International Workers’ Memorial Day (IWMD) is always a sobering moment to reflect on the real challenges that so many people face at work on a daily basis. We remember those who have died at work, but we also think of those who have been injured, often needlessly.

This year’s theme for IWMD is, understandably, the coronavirus pandemic.

Our thoughts are with all those who have been injured or have died working on the front line. We think of those struggling on a daily basis, with no or inadequate personal protective equipment (PPE) throughout the NHS – in hospitals and in care homes. But our thoughts are also with those working, often again with limited or no protection, in prisons and secure units, those who have been producing the food and staffing the shops so that we can get the essentials for our families and those who have kept our streets and parks open and clean, enabling us to have our daily exercise. And then there are those who have ensured that there is clean water when we turn on the taps to follow government guidance for handwashing on our return home.

This year as we observe the minute’s silence, we are in the middle of the biggest workplace health and safety crisis for generations. There is, thankfully, no evidence of long term disease, as with say the horrors of past asbestos exposure, but we are witnessing a real-time failure of basic protection and support that is having catastrophic consequences for those unwillingly exposed to this deadly disease.

This International Workers' Memorial Day our thoughts are with all those who have been injured or have died working on the front line of the coronavirus pandemic.

Tom Jones Head of policy at Thompsons Solicitors

The scandal of inadequate PPE and the woeful testing regimes to date are a shame that the government ministers responsible - and let us never forget the political party in power today has been in government under various leaders since 2010 - cannot be allowed to escape accountability for.
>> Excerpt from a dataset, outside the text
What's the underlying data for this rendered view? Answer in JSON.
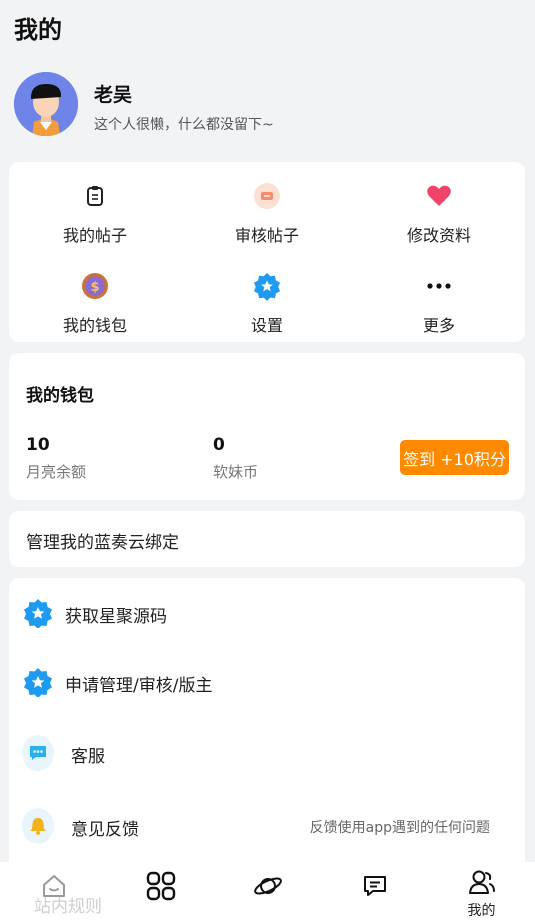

Will those in government who are so readily photographed clapping for those on the frontline every Thursday be observing a minute’s silence for those who their failings and political ideology have so unforgivably let down?

If there is going to be a kinder society coming out of this crisis that recognises the contribution of all, then this year’s IWMD is a perfect opportunity for that to start.

Rather than lip service from Conservative politicians about their commitment to working people, there needs to be action to deliver real and measurable protection in the future. A clear and unambiguous commitment not to use Brexit (that they seem determined to press on with) to water down any workplace rights, perhaps using a weakened economy as an excuse, would be a good start. IWMD offers the chance for clapping to be turned into action.